··· Given information ···

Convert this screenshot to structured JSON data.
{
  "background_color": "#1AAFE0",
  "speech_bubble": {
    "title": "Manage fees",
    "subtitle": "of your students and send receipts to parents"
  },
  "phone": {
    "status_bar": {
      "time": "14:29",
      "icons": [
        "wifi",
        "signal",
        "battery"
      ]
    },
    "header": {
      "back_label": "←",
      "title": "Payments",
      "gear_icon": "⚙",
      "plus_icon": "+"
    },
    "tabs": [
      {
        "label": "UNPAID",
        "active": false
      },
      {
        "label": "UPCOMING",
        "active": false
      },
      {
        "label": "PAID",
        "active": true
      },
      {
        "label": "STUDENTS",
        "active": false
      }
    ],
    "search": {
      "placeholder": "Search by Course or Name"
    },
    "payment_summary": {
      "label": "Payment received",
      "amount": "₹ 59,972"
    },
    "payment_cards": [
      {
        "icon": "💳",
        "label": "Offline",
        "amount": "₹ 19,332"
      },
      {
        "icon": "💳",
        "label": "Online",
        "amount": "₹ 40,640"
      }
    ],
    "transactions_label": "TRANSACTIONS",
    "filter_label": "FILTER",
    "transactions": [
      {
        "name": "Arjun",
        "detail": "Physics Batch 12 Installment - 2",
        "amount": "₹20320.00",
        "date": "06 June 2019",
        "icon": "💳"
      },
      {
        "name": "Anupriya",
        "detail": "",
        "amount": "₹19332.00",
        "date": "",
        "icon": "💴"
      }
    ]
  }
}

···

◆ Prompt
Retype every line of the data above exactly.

◆ Exercise output
Convert this screenshot to structured JSON data.
{
  "background_color": "#1AAFE0",
  "speech_bubble": {
    "title": "Manage fees",
    "subtitle": "of your students and send receipts to parents"
  },
  "phone": {
    "status_bar": {
      "time": "14:29",
      "icons": [
        "wifi",
        "signal",
        "battery"
      ]
    },
    "header": {
      "back_label": "←",
      "title": "Payments",
      "gear_icon": "⚙",
      "plus_icon": "+"
    },
    "tabs": [
      {
        "label": "UNPAID",
        "active": false
      },
      {
        "label": "UPCOMING",
        "active": false
      },
      {
        "label": "PAID",
        "active": true
      },
      {
        "label": "STUDENTS",
        "active": false
      }
    ],
    "search": {
      "placeholder": "Search by Course or Name"
    },
    "payment_summary": {
      "label": "Payment received",
      "amount": "₹ 59,972"
    },
    "payment_cards": [
      {
        "icon": "💳",
        "label": "Offline",
        "amount": "₹ 19,332"
      },
      {
        "icon": "💳",
        "label": "Online",
        "amount": "₹ 40,640"
      }
    ],
    "transactions_label": "TRANSACTIONS",
    "filter_label": "FILTER",
    "transactions": [
      {
        "name": "Arjun",
        "detail": "Physics Batch 12 Installment - 2",
        "amount": "₹20320.00",
        "date": "06 June 2019",
        "icon": "💳"
      },
      {
        "name": "Anupriya",
        "detail": "",
        "amount": "₹19332.00",
        "date": "",
        "icon": "💴"
      }
    ]
  }
}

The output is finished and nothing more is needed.